You’ll want to be sure to get the SSA Name correct as well as the service account; this is the account under which the Application Pool is running that hosts FAST Search connector Service Application that is running in IIS. Note you’ll need to copy both the SecureFASTSearchConnector.ps1 script and the certificate itself (find the file by going to Certificates(Local Computer)Trusted Root Certification Authorities in MMC). You will also need to halt the FAST Search Service and FAST Search Monitoring in Servicesc.msc before being able to generate a new certificate. When exporting the certificate, make sure to export the private key, for which you will be prompted for the password. You’ll want in in PFX format, not in DER or CER format. If you try to use MMC, you may find you won’t be able to get the cert exported with the private key. The good news is that the FAST script already automatically exports the script in the right format, in this location: D:FASTSearchdatadata_securitycert

For the FAST SSA, use the Content SSA, and not the query SSA. You can determine the service account easily, by checking the Service Application in Central Admin and clicking “Properties”

.SecureFASTSearchConnector.ps1 –certPath "path of the certificatecertificatename.pfx" –ssaName "name of your content SSA" –username “domainusername”

If you do need to change the port for your Content Distributor, here are the PowerShell commands. Remember to replace the server/domain/port with your own:

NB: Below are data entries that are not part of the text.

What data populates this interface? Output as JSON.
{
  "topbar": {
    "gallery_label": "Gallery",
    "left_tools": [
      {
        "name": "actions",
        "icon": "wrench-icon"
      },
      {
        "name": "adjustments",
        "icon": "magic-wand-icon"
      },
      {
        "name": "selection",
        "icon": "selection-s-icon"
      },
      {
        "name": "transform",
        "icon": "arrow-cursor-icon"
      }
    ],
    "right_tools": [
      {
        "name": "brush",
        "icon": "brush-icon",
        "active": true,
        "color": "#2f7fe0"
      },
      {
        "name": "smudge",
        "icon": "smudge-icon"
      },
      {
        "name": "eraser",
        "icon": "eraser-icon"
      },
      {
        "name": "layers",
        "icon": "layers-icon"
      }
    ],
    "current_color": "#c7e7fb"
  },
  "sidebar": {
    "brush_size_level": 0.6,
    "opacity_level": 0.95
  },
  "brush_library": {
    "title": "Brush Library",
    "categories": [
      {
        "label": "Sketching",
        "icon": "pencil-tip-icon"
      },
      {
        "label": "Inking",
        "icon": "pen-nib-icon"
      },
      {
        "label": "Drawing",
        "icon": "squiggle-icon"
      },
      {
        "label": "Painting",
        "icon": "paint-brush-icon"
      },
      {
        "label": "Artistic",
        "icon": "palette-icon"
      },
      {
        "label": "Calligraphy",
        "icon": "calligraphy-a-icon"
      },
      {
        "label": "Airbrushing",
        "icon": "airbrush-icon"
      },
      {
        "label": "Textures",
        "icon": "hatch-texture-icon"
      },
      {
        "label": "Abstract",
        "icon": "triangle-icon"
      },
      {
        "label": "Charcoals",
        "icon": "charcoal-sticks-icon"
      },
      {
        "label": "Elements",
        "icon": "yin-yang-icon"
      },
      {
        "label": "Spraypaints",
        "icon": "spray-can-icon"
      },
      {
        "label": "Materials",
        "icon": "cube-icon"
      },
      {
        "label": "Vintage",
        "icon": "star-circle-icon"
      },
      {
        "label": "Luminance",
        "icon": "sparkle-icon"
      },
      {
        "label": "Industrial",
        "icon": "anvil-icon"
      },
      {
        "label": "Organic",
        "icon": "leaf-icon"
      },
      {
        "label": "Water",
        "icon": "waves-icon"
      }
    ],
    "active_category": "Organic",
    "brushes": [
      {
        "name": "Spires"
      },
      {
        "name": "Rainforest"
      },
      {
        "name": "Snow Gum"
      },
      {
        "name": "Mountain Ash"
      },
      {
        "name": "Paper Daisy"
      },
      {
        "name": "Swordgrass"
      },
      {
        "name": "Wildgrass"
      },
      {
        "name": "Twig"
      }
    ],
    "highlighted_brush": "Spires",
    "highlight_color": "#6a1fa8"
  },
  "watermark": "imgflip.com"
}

$SearchSSA= Get-SPEnterpriseSearchServiceApplication -identity 'FAST Search Connector'
$SearchSSA.extendedConnectorProperties["ContentDistributor"]="srv-fast01.YourDomain.com:13391"
$SearchSSA.update()